WORK INSTRUCTION: Copy the records below exactly as they stand. Leave out the pictures.
INPUT MATERIAL Start Marker
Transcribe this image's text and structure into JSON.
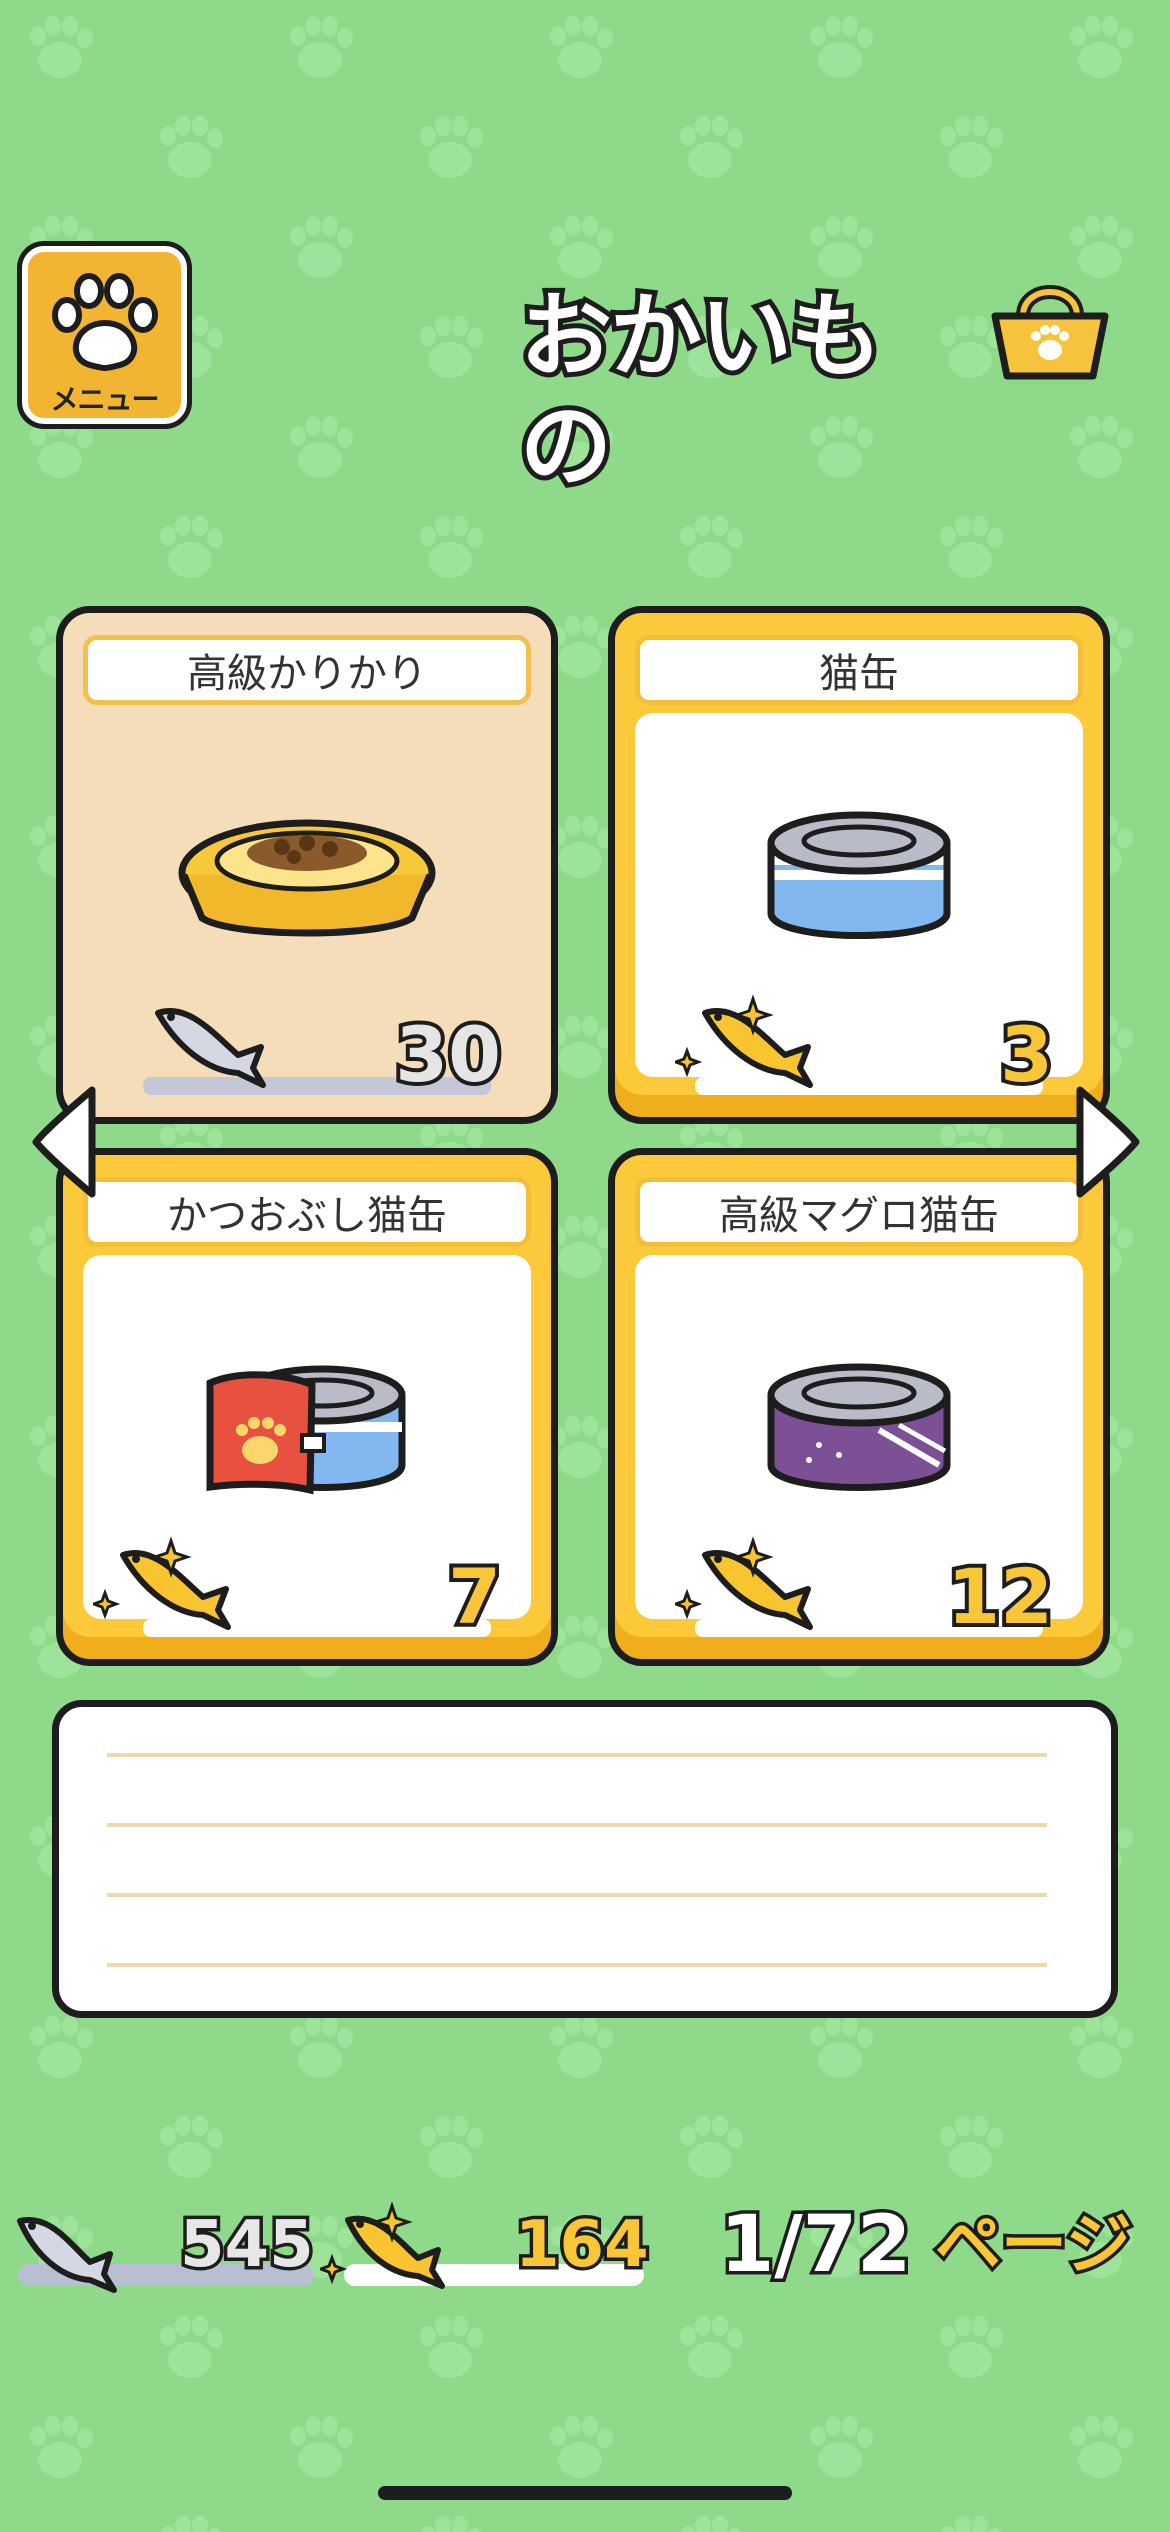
{
  "header": {
    "menu_label": "メニュー",
    "title": "おかいもの"
  },
  "items": [
    {
      "name": "高級かりかり",
      "price": "30",
      "currency": "silver-fish",
      "selected": true,
      "art": "food-bowl"
    },
    {
      "name": "猫缶",
      "price": "3",
      "currency": "gold-fish",
      "selected": false,
      "art": "cat-can-blue"
    },
    {
      "name": "かつおぶし猫缶",
      "price": "7",
      "currency": "gold-fish",
      "selected": false,
      "art": "bonito-can"
    },
    {
      "name": "高級マグロ猫缶",
      "price": "12",
      "currency": "gold-fish",
      "selected": false,
      "art": "tuna-can-purple"
    }
  ],
  "description": {
    "text": ""
  },
  "footer": {
    "silver_fish_count": "545",
    "gold_fish_count": "164",
    "page_number": "1/72",
    "page_label": "ページ"
  },
  "colors": {
    "background": "#8fd98b",
    "accent_gold": "#fcc93b",
    "selected_card": "#f4ddb8",
    "outline": "#1d1d1d"
  }
}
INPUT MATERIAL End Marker
RESPONSE AREA:
Transcribe this image's text and structure into JSON.
{
  "header": {
    "menu_label": "メニュー",
    "title": "おかいもの"
  },
  "items": [
    {
      "name": "高級かりかり",
      "price": "30",
      "currency": "silver-fish",
      "selected": true,
      "art": "food-bowl"
    },
    {
      "name": "猫缶",
      "price": "3",
      "currency": "gold-fish",
      "selected": false,
      "art": "cat-can-blue"
    },
    {
      "name": "かつおぶし猫缶",
      "price": "7",
      "currency": "gold-fish",
      "selected": false,
      "art": "bonito-can"
    },
    {
      "name": "高級マグロ猫缶",
      "price": "12",
      "currency": "gold-fish",
      "selected": false,
      "art": "tuna-can-purple"
    }
  ],
  "description": {
    "text": ""
  },
  "footer": {
    "silver_fish_count": "545",
    "gold_fish_count": "164",
    "page_number": "1/72",
    "page_label": "ページ"
  },
  "colors": {
    "background": "#8fd98b",
    "accent_gold": "#fcc93b",
    "selected_card": "#f4ddb8",
    "outline": "#1d1d1d"
  }
}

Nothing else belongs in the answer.